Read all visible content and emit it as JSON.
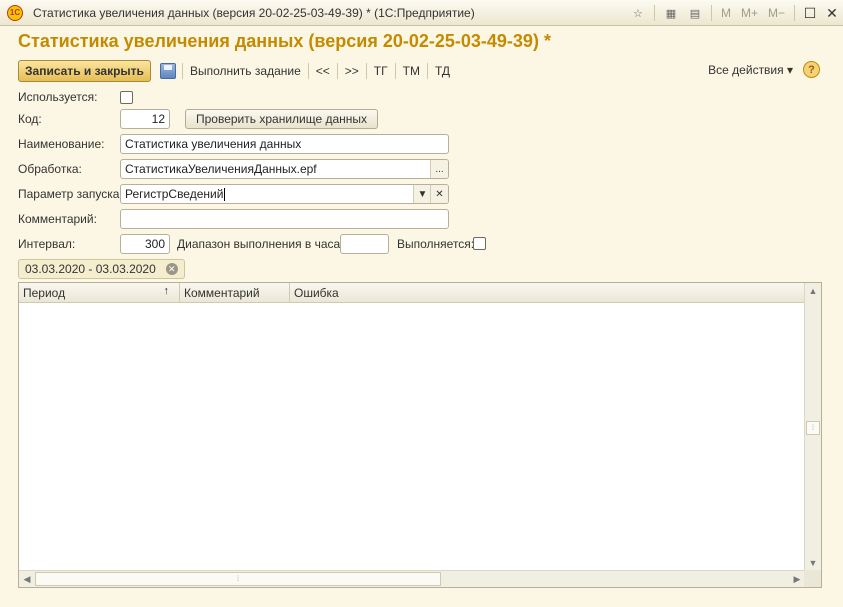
{
  "window": {
    "app_icon_text": "1С",
    "title": "Статистика увеличения данных (версия 20-02-25-03-49-39) *  (1С:Предприятие)",
    "tool_m": "M",
    "tool_mplus": "M+",
    "tool_mminus": "M−"
  },
  "form": {
    "heading": "Статистика увеличения данных (версия 20-02-25-03-49-39) *"
  },
  "toolbar": {
    "save_close": "Записать и закрыть",
    "run_task": "Выполнить задание",
    "prev": "<<",
    "next": ">>",
    "tg": "ТГ",
    "tm": "ТМ",
    "td": "ТД",
    "all_actions": "Все действия ▾",
    "help": "?"
  },
  "fields": {
    "used_label": "Используется:",
    "code_label": "Код:",
    "code_value": "12",
    "check_storage_button": "Проверить хранилище данных",
    "name_label": "Наименование:",
    "name_value": "Статистика увеличения данных",
    "processing_label": "Обработка:",
    "processing_value": "СтатистикаУвеличенияДанных.epf",
    "processing_button": "...",
    "param_label": "Параметр запуска:",
    "param_value": "РегистрСведений",
    "comment_label": "Комментарий:",
    "comment_value": "",
    "interval_label": "Интервал:",
    "interval_value": "300",
    "range_label": "Диапазон выполнения в часах:",
    "range_value": "",
    "running_label": "Выполняется:"
  },
  "filter": {
    "period": "03.03.2020 - 03.03.2020"
  },
  "table": {
    "columns": [
      "Период",
      "Комментарий",
      "Ошибка"
    ],
    "sort_indicator": "↑",
    "rows": []
  }
}
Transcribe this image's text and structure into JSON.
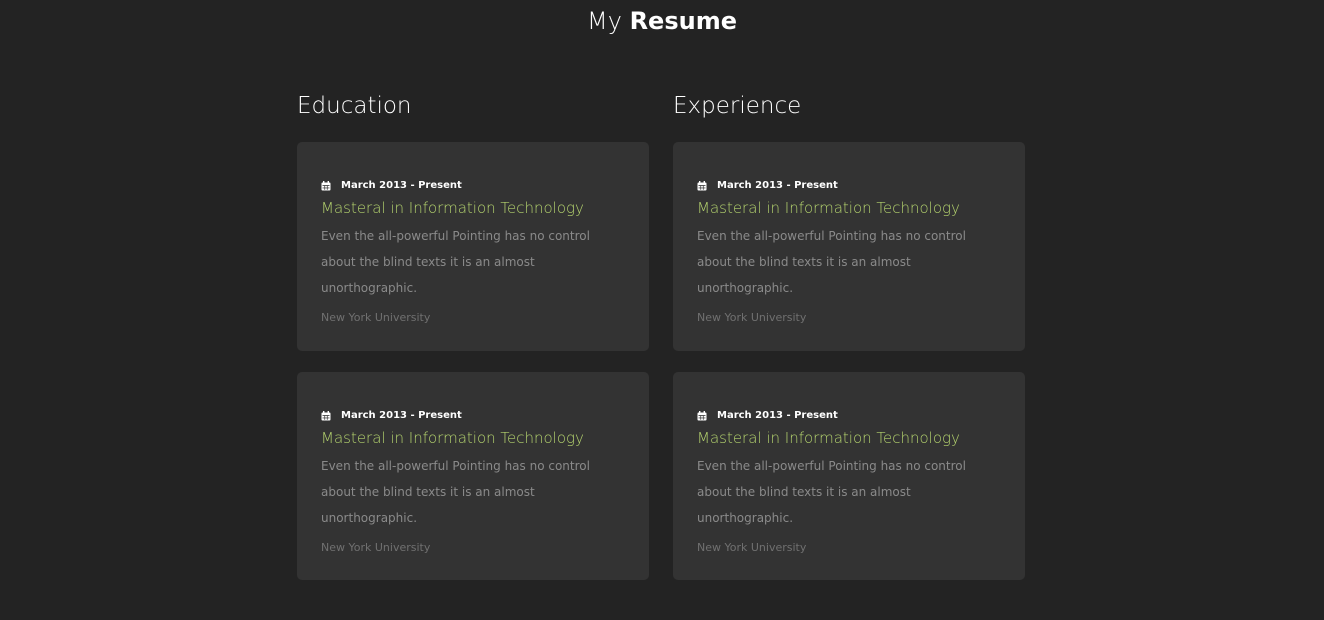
{
  "header": {
    "title_light": "My",
    "title_bold": "Resume"
  },
  "colors": {
    "background": "#232323",
    "card": "#333333",
    "accent": "#b4d36e"
  },
  "education": {
    "heading": "Education",
    "entries": [
      {
        "date": "March 2013 - Present",
        "degree": "Masteral in Information Technology",
        "description": "Even the all-powerful Pointing has no control about the blind texts it is an almost unorthographic.",
        "school": "New York University"
      },
      {
        "date": "March 2013 - Present",
        "degree": "Masteral in Information Technology",
        "description": "Even the all-powerful Pointing has no control about the blind texts it is an almost unorthographic.",
        "school": "New York University"
      }
    ]
  },
  "experience": {
    "heading": "Experience",
    "entries": [
      {
        "date": "March 2013 - Present",
        "degree": "Masteral in Information Technology",
        "description": "Even the all-powerful Pointing has no control about the blind texts it is an almost unorthographic.",
        "school": "New York University"
      },
      {
        "date": "March 2013 - Present",
        "degree": "Masteral in Information Technology",
        "description": "Even the all-powerful Pointing has no control about the blind texts it is an almost unorthographic.",
        "school": "New York University"
      }
    ]
  },
  "icons": {
    "date": "calendar-icon"
  }
}
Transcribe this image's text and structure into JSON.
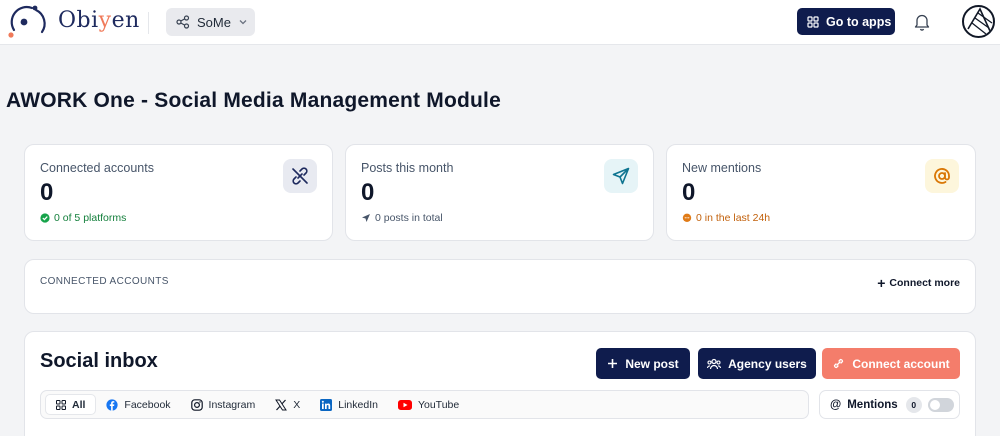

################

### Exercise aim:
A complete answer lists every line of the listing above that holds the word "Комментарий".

### Exercise response:
    "comment_label": "Комментарий:",
      "Комментарий",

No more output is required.